The French Citizens’ Climate Convention has presented 150 proposals to the Minister for Ecological and Solidarity Transition, Elisabeth Borne. Among them, a speed limit of 110 km/hour on highways, which is a sensitive matter in France. Their aim is to reduce greenhouse gas emissions by 40% by 2030.
The convention is made up of 150 citizens drawn by lot, aged between 16 and 80, from all regions of France. It was an idea of French President Emmanuel Macron to try to respond to the ‘gilets jaunes’ crisis. He will have to provide an “initial response” to the 150 citizens on 29 June.
It remains to be seen what measures the French government will adopt. The financing of the measures is the least completed point of their work.
Nevertheless, they have adopted a synthesis comprising 78 possibilities. From an ecological tax on wealth to the reinforcement of the tax on financial transactions, among the most supported orientations.
The car, which is responsible for more than half of all transport emissions in France, is the subject of quite a few proposals in the report. A kilometer allowance and a ban on city centers for the most emitting vehicles, for example.
Another proposal is to reduce the speed on highways from 130 to 110 km/hour, a shocking measure for a large number of French people. This would reduce emissions, save fuel, and reduce fatalities. Speeds on regional roads have already been reduced to 80 km/hour, a measure that was met with fierce opposition.
Cleaner vehicle fleet
New legislation should enable the transition to a cleaner vehicle fleet. The convention proposes, among other things, to ban sales of new high-emitting vehicles (more than 110 g of CO₂/km) from 2025.
Interest-free loans for the purchase of a clean vehicle should make it easier to buy them. In addition, they want to increase the bonuses for low-polluting vehicles, while “very strongly” reinforcing the penalties for those who pollute.
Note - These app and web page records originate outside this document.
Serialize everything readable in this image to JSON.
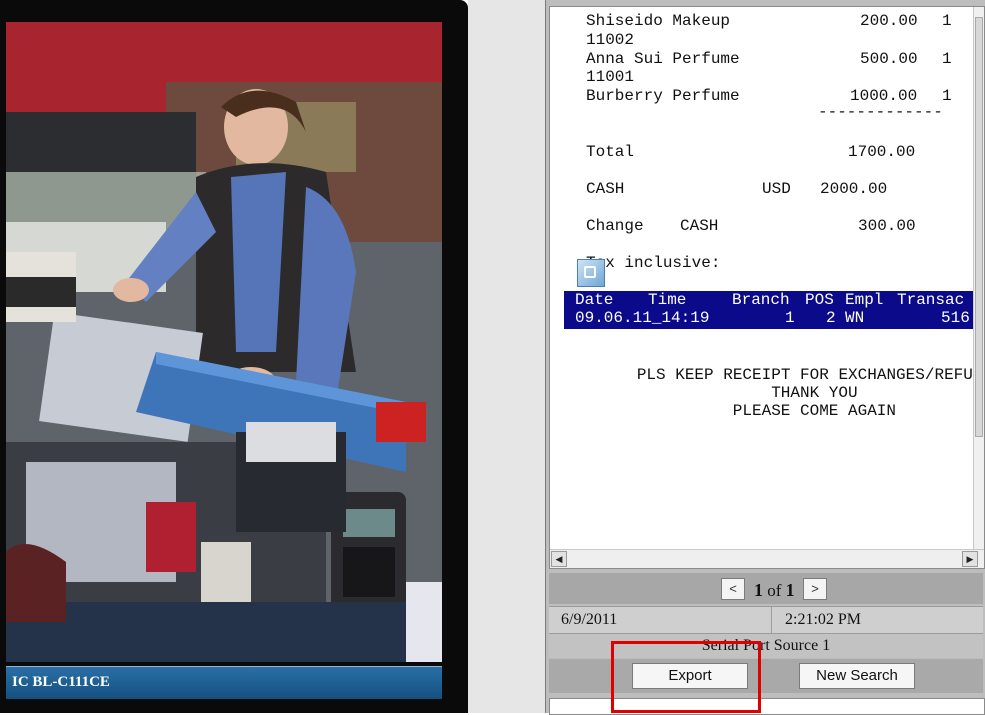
{
  "camera": {
    "caption": "IC BL-C111CE"
  },
  "receipt": {
    "items": [
      {
        "name": "Shiseido Makeup",
        "price": "200.00",
        "qty": "1"
      },
      {
        "code": "11002"
      },
      {
        "name": "Anna Sui Perfume",
        "price": "500.00",
        "qty": "1"
      },
      {
        "code": "11001"
      },
      {
        "name": "Burberry Perfume",
        "price": "1000.00",
        "qty": "1"
      }
    ],
    "separator": "-------------",
    "total_label": "Total",
    "total_value": "1700.00",
    "cash_label": "CASH",
    "cash_currency": "USD",
    "cash_value": "2000.00",
    "change_label": "Change",
    "change_method": "CASH",
    "change_value": "300.00",
    "tax_label": "Tax inclusive:",
    "table_headers": [
      "Date",
      "Time",
      "Branch",
      "POS",
      "Empl",
      "Transac"
    ],
    "table_row": [
      "09.06.11_14:19",
      "1",
      "2",
      "WN",
      "516"
    ],
    "footer_lines": [
      "PLS KEEP RECEIPT FOR EXCHANGES/REFUNDS",
      "THANK YOU",
      "PLEASE COME AGAIN"
    ]
  },
  "pager": {
    "current": "1",
    "of_label": "of",
    "total": "1",
    "prev_icon": "<",
    "next_icon": ">"
  },
  "info": {
    "date": "6/9/2011",
    "time": "2:21:02 PM",
    "source": "Serial Port Source 1"
  },
  "buttons": {
    "export": "Export",
    "new_search": "New Search"
  },
  "colors": {
    "highlight": "#0a0a8a",
    "annotation_box": "#e10000",
    "caption_bar": "#1f5f93"
  }
}
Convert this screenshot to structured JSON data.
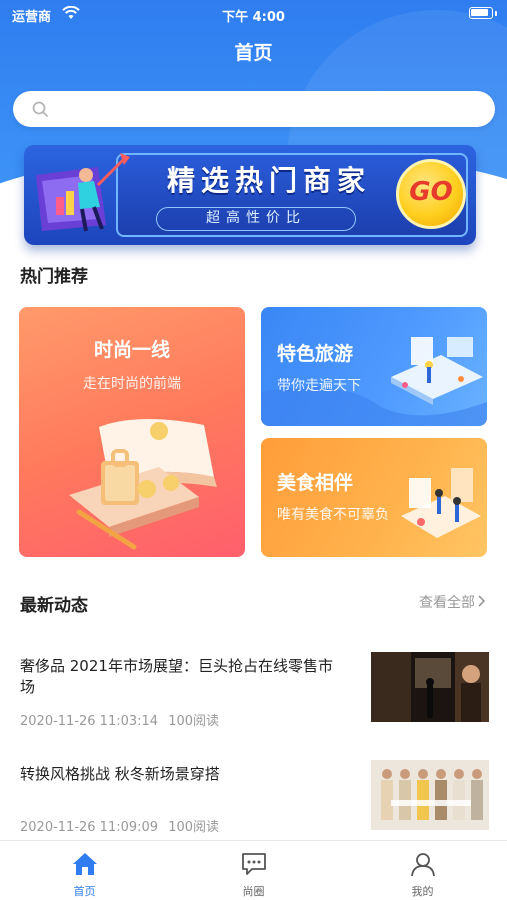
{
  "status_bar": {
    "carrier": "运营商",
    "time": "下午 4:00"
  },
  "header": {
    "title": "首页"
  },
  "search": {
    "placeholder": "",
    "icon": "search-icon"
  },
  "banner": {
    "title": "精选热门商家",
    "subtitle": "超高性价比",
    "badge": "GO"
  },
  "hot": {
    "title": "热门推荐",
    "cards": [
      {
        "title": "时尚一线",
        "subtitle": "走在时尚的前端"
      },
      {
        "title": "特色旅游",
        "subtitle": "带你走遍天下"
      },
      {
        "title": "美食相伴",
        "subtitle": "唯有美食不可辜负"
      }
    ]
  },
  "latest": {
    "title": "最新动态",
    "see_all": "查看全部",
    "items": [
      {
        "title": "奢侈品 2021年市场展望：巨头抢占在线零售市场",
        "date": "2020-11-26 11:03:14",
        "reads": "100阅读"
      },
      {
        "title": "转换风格挑战 秋冬新场景穿搭",
        "date": "2020-11-26 11:09:09",
        "reads": "100阅读"
      }
    ]
  },
  "tabbar": {
    "tabs": [
      {
        "label": "首页",
        "icon": "home-icon",
        "active": true
      },
      {
        "label": "尚圈",
        "icon": "chat-icon",
        "active": false
      },
      {
        "label": "我的",
        "icon": "profile-icon",
        "active": false
      }
    ]
  },
  "colors": {
    "primary": "#2f7df0",
    "fashion": "#ff6f61",
    "travel": "#4a94fb",
    "food": "#ffac45",
    "muted": "#999999"
  }
}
Bikes, trains, and planes
Apart from the car, the citizens’ convention makes many other proposals concerning mobility. For example, they want to increase the bicycle fund from 50 to 200 million euros per year to finance cycle paths. They also propose to limit travel by employees and civil servants, by introducing one day of teleworking per week.
To increase train use, VAT on tickets should be reduced from 10% to 5,5%. Massive investment in infrastructure and a shift from truck to rail or inland waterway transport.
Finally, they wish to limit the “harmful effects” of air transport. Between now and 2025, they want to gradually phase out domestic flights on routes where “there is a low-carbon alternative that is satisfactory in terms of price and time”.
A moratorium on the construction of new airports and the extension of existing ones by strengthening the French aviation eco-contribution should discourage air travel.
Many measures not related to mobility have also been included in the report. The convention also wants to significantly limit energy consumption in public, private, and industrial places. With the obligation to comprehensively renovate buildings by 2040, for example, or the banning of heated terraces.
On the energy side, it is proposed to encourage the participation of citizens, businesses, associations, and local authorities in renewable energy projects, as well as the development of self-consumption.
Environmental education and the fight against the artificialisation of soils are also proposed. The idea of reducing working hours from 35 to 28 hours was rejected.
Food is no exception to the proposed measures, with the reduction in meat consumption, in addition to more organic farming. They also want to eliminate overfishing and develop environmentally friendly and rational aquaculture farms.
Three key measures are to be proposed to the French people in a referendum: the amendment of the preamble and article 1 of the Constitution to include consideration for the environment, the introduction into French law of the crime of “ecocide” and the speed limit on highways.